Dataset items
◆ ◆ ◆ ◆ ◆

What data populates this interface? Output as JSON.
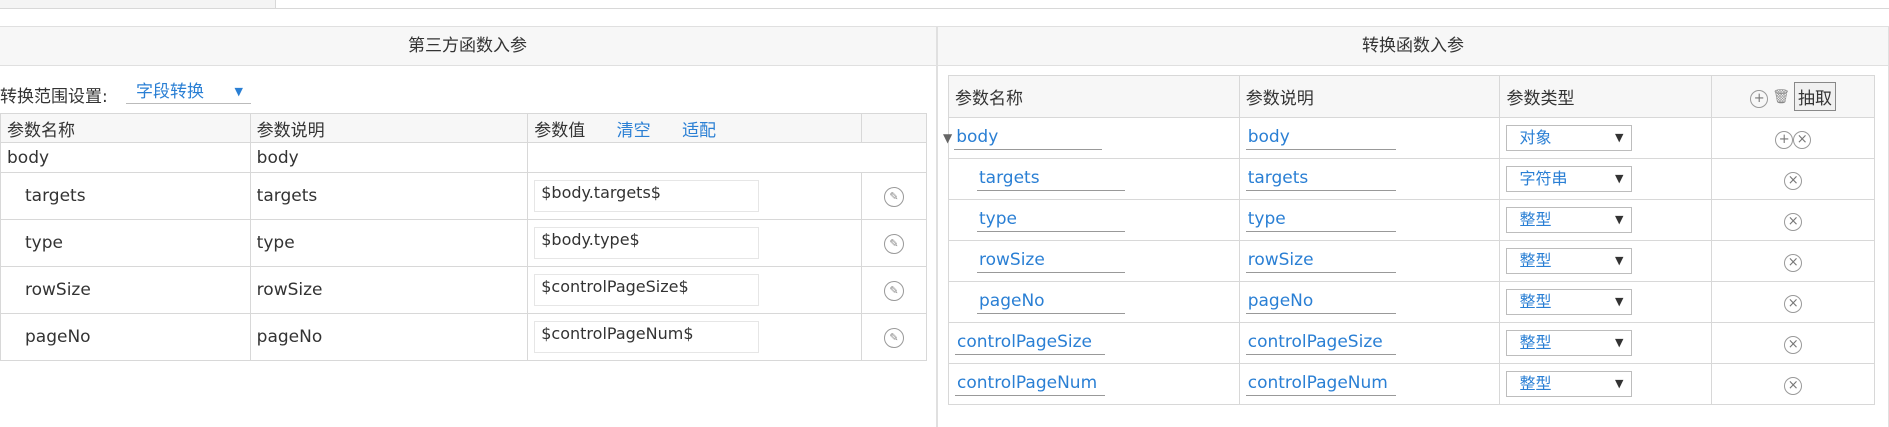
{
  "left_panel": {
    "title": "第三方函数入参",
    "range_label": "转换范围设置:",
    "range_value": "字段转换",
    "columns": [
      "参数名称",
      "参数说明",
      "参数值"
    ],
    "clear_link": "清空",
    "match_link": "适配",
    "rows": [
      {
        "name": "body",
        "desc": "body",
        "value": ""
      },
      {
        "name": "targets",
        "desc": "targets",
        "value": "$body.targets$"
      },
      {
        "name": "type",
        "desc": "type",
        "value": "$body.type$"
      },
      {
        "name": "rowSize",
        "desc": "rowSize",
        "value": "$controlPageSize$"
      },
      {
        "name": "pageNo",
        "desc": "pageNo",
        "value": "$controlPageNum$"
      }
    ]
  },
  "right_panel": {
    "title": "转换函数入参",
    "columns": [
      "参数名称",
      "参数说明",
      "参数类型"
    ],
    "extract_button": "抽取",
    "rows": [
      {
        "name": "body",
        "desc": "body",
        "type": "对象"
      },
      {
        "name": "targets",
        "desc": "targets",
        "type": "字符串"
      },
      {
        "name": "type",
        "desc": "type",
        "type": "整型"
      },
      {
        "name": "rowSize",
        "desc": "rowSize",
        "type": "整型"
      },
      {
        "name": "pageNo",
        "desc": "pageNo",
        "type": "整型"
      },
      {
        "name": "controlPageSize",
        "desc": "controlPageSize",
        "type": "整型"
      },
      {
        "name": "controlPageNum",
        "desc": "controlPageNum",
        "type": "整型"
      }
    ]
  },
  "icons": {
    "edit": "pencil-circle-icon",
    "add": "plus-circle-icon",
    "remove": "x-circle-icon",
    "delete": "trash-icon",
    "expand": "triangle-down-icon",
    "dropdown": "chevron-down-icon"
  },
  "colors": {
    "link": "#2a7fd4",
    "border": "#d8d8d8",
    "header_bg": "#f7f7f7"
  }
}
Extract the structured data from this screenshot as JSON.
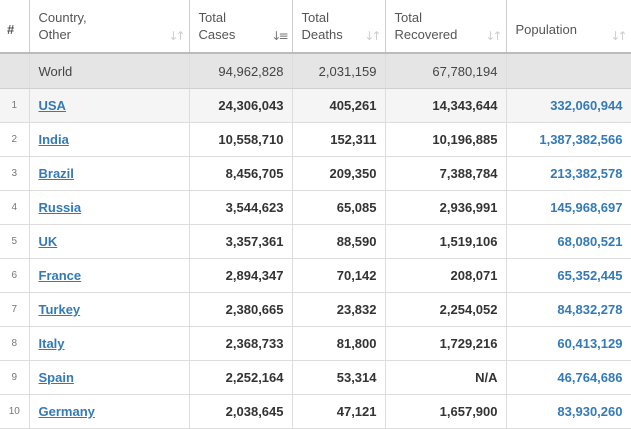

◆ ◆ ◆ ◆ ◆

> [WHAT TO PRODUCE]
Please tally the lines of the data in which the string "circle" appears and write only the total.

> [SOLUTION]
3